I know a lot of people who have good non-everyday vocabularies — people who know TONS of fancy or seldom-used words but usually manage to speak like normal humans in day-to-day conversations — but who tend to revert to larger, sometimes even clinical or technical words when they’re angry, upset or otherwise emotional, etc. Almost as a defense. They’re people who don’t lose their composure often, so in order to not lose it when they may be close to it, go sort of clinical with their bad selves.

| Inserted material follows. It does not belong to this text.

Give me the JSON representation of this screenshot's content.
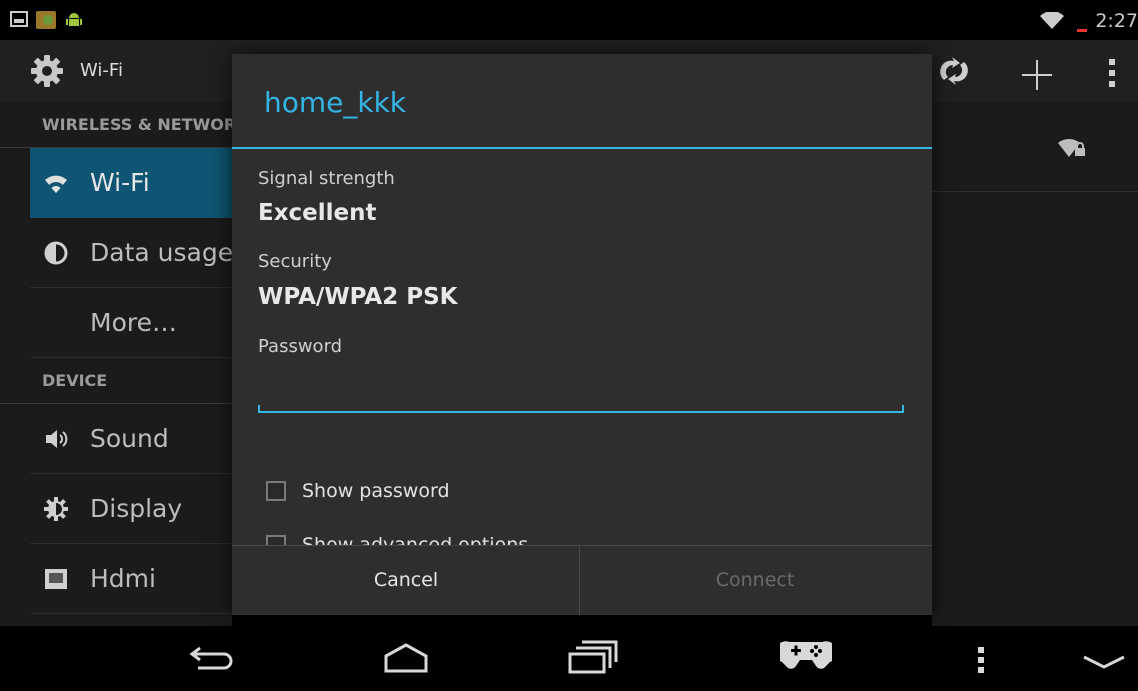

I certainly do it a lot myself. I don’t raise my voice often, but I do sort of retreat to my left brain and start talking in stilted language with a lot of not-everyday words peppering my speech. Not big words. Nothing crazy-complicated. But just words you tend to read more than actually say. Things like “ersatz” and “apogee” for example! People who know me know that I’m pissed when I do that. They laugh their butts off at me when I do it too.

A lot of lawyers do this, actually. I’ve had bosses like this. Colleagues. I think it’s part of our training. I was certainly taught that if you’re the one screaming in an argument, you’re the one losing. Scott Boras is a lawyer. And he’s got more discipline than I or the lawyers I know have. Probably more than all of us put together. I bet he hasn’t raised his voice in anger in decades. But I also bet that that’s why we get the “ersatz” and “apogee” and “nonessential time awaiting” and all of that you see above.

Lawyers are taught another thing too. When the facts are on your side, argue the facts. When the law is on your side, argue the law. When neither is on your side, pound your fist on the table. Boras isn’t a fist-pounder, but he really has nothing better to do regarding Kris Bryant than pound his fist. And I bet he lectures anyone within earshot in the most hilariously stilted-language possible when he’s trying hard not to look like he’s pounding his fist.